Software lets employers listen to Slack messages, work emails to gauge satisfaction
- Employers are hanging out incognito on Slack and other communication platforms to gauge employee satisfaction, reports Quartz.
- AIR, a Japanese software company, is promoting software that scans workers’ conversations on Slack to assess their morale, says Quartz. The product, called Vibe, searches for keywords and emojis before categorizing workers’ moods into either disapproval, irritation, happiness, stress or disappointment.
- The process, called sentiment analysis, is almost 10 years old, but was mostly used by marketers to assess consumers’ behavior, says Quartz. Tools like Vibe are aimed at workplace communication as employers try to uncover employee engagement levels; in turn, this information could help employers drive down their costs, retain highly valued staff and shrink their workforce.
The popularity of apps like Slack is easy to understand, given their ability to enhance productivity and foster communication between teams of employees, as long as ground rules for users are determined in advance.
Employees, especially work teams like those found on Slack, can only expect so much privacy in the workplace. If they discover that an employer is “spying” on them, they might refrain from speaking candidly in future chats.

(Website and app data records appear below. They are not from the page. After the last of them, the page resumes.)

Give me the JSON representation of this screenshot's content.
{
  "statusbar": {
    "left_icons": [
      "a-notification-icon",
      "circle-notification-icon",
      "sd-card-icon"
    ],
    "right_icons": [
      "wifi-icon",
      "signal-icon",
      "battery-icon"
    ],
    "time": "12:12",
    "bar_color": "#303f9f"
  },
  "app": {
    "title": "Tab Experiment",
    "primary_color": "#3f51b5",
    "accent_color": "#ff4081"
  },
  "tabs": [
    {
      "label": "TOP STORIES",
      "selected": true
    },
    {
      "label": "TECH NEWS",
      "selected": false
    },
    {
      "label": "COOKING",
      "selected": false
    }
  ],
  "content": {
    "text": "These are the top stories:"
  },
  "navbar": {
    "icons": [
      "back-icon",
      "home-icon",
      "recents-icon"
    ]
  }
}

This would hinder employers’ efforts to get the information they want.